We will determine that findings are correct (or incorrect) by simple programs for small synthetic test cases. For large test cases, we plan to compare tool findings by simple programs and manually review differences.


3Even theorem provers have had coding errors, so a proof of correctness of analysis soundness at the mathematical specification level may excuse incorrect findings.

All reasoning is based on models, assumptions, definitions, etc. (collectively, "models") Unexpected findings resulting from model differences need not disqualify a tool. In consultation with the tool maker, we will decide if an unexpected finding results from a reasonable model difference or whether it is incorrect. To satisfy the SATE VI Ockham criteria, any such differences must be publicly reported.
    For instance, one tool may assume that file system permissions are set as the test case requires, while another tool makes no assumptions about permissions (that is, assumes the worst case). In this case, the tools could have different findings, yet both are correct.
    However, if a tool models the "+" operator as subtraction, it is incorrect. Yes, models are hard to build and validate, but the value of a sound analyzer is its correctness.

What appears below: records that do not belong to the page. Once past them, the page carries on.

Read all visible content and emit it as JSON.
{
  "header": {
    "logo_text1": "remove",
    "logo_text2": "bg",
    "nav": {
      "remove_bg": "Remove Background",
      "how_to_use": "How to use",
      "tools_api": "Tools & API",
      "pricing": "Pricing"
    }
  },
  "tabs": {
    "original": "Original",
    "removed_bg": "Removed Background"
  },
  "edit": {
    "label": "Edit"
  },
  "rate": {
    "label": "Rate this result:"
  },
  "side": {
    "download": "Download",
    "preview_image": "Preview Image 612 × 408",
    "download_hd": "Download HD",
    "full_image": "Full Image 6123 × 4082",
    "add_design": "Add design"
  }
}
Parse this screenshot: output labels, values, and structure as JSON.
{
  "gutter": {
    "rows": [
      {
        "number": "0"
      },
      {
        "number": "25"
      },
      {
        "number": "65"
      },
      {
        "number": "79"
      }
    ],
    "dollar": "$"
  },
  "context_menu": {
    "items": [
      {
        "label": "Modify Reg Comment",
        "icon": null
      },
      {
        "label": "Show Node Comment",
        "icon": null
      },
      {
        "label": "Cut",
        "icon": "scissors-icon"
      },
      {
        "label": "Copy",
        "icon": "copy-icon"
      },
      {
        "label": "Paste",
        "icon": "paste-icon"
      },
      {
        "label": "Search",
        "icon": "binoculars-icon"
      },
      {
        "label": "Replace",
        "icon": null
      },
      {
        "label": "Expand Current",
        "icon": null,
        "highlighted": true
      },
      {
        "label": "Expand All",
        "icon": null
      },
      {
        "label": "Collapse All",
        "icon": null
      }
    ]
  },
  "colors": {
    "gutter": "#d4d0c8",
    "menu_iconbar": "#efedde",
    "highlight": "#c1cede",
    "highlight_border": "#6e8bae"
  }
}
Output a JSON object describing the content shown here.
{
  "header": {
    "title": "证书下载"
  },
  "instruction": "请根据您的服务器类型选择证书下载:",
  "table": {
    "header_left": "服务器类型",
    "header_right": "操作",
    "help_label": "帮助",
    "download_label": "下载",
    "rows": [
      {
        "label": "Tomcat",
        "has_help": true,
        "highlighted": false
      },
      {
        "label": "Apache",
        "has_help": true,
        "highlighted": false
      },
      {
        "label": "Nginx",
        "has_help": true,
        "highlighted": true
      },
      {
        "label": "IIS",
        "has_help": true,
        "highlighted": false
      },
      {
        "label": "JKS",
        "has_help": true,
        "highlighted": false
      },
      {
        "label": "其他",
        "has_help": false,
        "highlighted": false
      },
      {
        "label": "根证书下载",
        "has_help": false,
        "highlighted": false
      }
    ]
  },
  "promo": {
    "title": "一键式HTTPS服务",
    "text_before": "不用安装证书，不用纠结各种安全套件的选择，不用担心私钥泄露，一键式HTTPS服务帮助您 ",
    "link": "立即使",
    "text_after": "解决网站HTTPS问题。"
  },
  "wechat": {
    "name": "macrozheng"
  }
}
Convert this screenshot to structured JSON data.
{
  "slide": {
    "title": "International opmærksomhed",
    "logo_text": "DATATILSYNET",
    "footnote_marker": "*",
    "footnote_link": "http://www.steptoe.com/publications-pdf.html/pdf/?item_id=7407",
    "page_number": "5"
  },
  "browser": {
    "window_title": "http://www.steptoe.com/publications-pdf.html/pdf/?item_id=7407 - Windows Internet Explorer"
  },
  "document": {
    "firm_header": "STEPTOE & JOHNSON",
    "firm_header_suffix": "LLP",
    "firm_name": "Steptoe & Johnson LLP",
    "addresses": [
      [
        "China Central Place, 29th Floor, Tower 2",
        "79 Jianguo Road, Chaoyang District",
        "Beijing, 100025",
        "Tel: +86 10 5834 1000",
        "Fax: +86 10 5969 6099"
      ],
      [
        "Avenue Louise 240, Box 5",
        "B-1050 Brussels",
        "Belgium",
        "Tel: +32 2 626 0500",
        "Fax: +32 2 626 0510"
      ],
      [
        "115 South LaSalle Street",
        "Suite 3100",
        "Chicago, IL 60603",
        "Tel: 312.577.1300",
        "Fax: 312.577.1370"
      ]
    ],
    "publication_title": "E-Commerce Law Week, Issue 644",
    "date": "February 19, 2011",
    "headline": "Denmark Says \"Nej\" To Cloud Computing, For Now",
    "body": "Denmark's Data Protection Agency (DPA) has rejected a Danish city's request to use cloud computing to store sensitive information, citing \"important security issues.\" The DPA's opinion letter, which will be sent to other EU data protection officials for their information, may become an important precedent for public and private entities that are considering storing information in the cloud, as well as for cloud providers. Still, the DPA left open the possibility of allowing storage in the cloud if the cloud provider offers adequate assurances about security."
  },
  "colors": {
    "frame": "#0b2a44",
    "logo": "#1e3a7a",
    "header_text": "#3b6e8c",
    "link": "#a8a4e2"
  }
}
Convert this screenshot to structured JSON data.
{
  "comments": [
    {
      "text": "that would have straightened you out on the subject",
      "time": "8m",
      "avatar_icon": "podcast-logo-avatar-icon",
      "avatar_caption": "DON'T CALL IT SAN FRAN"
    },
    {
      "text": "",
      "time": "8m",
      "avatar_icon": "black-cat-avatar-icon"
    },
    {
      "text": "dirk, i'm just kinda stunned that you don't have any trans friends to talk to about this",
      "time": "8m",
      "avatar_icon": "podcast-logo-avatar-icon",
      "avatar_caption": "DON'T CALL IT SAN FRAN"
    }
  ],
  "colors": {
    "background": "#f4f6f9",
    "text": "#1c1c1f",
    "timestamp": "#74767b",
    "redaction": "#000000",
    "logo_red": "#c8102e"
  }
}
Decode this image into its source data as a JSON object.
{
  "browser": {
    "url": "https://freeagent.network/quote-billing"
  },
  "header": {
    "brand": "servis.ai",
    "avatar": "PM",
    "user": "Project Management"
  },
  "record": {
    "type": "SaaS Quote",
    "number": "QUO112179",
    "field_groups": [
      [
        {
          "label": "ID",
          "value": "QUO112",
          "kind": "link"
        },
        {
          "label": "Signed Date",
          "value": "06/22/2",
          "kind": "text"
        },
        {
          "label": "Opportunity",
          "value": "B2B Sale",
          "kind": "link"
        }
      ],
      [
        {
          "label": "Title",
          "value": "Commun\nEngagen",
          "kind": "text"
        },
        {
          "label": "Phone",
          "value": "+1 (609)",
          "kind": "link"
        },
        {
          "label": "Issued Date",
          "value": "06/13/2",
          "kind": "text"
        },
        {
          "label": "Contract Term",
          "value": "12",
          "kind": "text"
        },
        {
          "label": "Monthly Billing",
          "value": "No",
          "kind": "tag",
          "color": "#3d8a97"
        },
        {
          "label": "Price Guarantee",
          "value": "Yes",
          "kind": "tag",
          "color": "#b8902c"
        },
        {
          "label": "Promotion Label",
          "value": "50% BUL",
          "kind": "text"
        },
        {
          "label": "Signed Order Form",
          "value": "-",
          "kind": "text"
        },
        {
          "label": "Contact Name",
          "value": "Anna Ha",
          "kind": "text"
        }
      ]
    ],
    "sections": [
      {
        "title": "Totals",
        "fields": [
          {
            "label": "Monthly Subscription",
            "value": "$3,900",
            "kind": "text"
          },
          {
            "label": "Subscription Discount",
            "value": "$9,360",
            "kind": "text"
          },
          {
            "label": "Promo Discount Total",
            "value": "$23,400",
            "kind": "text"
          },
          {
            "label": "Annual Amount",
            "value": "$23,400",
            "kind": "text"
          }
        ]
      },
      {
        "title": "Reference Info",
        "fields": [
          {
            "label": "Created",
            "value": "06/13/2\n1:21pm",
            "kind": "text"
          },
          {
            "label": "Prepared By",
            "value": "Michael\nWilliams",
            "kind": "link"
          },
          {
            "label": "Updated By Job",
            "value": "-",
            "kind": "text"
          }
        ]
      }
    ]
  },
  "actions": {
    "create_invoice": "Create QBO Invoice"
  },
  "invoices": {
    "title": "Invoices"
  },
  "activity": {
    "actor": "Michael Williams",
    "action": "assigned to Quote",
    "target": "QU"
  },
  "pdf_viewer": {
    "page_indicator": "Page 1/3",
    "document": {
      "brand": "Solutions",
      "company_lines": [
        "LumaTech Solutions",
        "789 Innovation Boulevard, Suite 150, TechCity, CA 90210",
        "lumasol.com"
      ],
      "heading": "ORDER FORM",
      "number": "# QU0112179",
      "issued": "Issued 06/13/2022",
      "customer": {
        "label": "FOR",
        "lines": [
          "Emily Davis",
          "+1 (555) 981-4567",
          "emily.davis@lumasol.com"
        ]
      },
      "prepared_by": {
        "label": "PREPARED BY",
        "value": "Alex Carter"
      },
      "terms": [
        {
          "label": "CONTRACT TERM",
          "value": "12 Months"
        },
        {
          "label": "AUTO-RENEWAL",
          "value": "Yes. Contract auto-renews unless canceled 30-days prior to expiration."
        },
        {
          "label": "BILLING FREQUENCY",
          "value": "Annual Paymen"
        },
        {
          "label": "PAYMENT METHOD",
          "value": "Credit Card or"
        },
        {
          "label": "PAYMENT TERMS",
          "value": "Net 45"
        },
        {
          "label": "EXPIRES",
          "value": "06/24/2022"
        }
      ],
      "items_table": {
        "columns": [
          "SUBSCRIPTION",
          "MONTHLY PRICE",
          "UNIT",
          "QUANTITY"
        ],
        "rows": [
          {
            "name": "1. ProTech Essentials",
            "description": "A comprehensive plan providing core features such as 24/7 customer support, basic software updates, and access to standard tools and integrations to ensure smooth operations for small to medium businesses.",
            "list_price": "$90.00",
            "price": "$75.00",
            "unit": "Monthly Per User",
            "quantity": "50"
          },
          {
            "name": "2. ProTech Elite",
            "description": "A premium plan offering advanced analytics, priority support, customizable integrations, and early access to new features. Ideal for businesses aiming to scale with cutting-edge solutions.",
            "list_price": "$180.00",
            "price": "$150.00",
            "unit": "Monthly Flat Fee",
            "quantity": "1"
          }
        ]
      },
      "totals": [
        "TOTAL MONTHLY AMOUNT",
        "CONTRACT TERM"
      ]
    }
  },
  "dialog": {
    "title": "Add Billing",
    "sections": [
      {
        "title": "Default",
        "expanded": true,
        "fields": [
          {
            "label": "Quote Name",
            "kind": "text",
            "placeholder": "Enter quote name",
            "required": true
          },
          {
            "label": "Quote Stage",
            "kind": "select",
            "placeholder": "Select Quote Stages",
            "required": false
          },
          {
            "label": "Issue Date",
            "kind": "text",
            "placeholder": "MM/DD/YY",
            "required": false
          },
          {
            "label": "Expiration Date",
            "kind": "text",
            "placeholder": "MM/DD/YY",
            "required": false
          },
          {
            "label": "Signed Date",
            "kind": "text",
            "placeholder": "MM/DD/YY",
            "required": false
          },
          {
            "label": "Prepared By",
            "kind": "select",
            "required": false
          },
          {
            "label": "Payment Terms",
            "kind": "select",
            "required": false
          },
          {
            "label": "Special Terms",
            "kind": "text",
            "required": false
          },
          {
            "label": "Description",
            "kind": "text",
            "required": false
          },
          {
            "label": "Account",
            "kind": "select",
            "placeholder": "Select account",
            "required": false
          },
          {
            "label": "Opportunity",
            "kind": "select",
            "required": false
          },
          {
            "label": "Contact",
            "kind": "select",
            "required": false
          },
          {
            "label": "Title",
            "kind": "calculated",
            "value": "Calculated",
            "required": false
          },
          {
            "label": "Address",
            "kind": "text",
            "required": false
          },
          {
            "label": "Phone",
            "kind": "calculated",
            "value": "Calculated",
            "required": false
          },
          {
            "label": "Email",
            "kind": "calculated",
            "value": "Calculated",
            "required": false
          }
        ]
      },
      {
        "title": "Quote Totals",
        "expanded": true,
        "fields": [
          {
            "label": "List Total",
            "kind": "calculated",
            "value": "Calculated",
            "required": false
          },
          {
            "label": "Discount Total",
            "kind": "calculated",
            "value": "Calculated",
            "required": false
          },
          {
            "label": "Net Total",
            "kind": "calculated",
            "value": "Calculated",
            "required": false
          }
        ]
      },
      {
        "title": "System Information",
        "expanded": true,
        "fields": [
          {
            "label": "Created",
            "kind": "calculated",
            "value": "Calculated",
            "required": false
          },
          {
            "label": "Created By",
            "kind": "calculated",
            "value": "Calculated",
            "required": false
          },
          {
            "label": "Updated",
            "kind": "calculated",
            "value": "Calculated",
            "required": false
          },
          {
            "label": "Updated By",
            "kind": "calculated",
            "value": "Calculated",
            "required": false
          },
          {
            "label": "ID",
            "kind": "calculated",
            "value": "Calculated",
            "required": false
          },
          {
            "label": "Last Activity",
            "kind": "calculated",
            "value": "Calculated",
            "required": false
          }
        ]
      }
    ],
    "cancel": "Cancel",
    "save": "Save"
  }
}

The criteria is named for William of Ockham, of Occam's Razor fame. Since the details of the criteria will likely change in the future, the criteria name always includes a time reference: SATE VI Ockham Sound Analysis Criteria.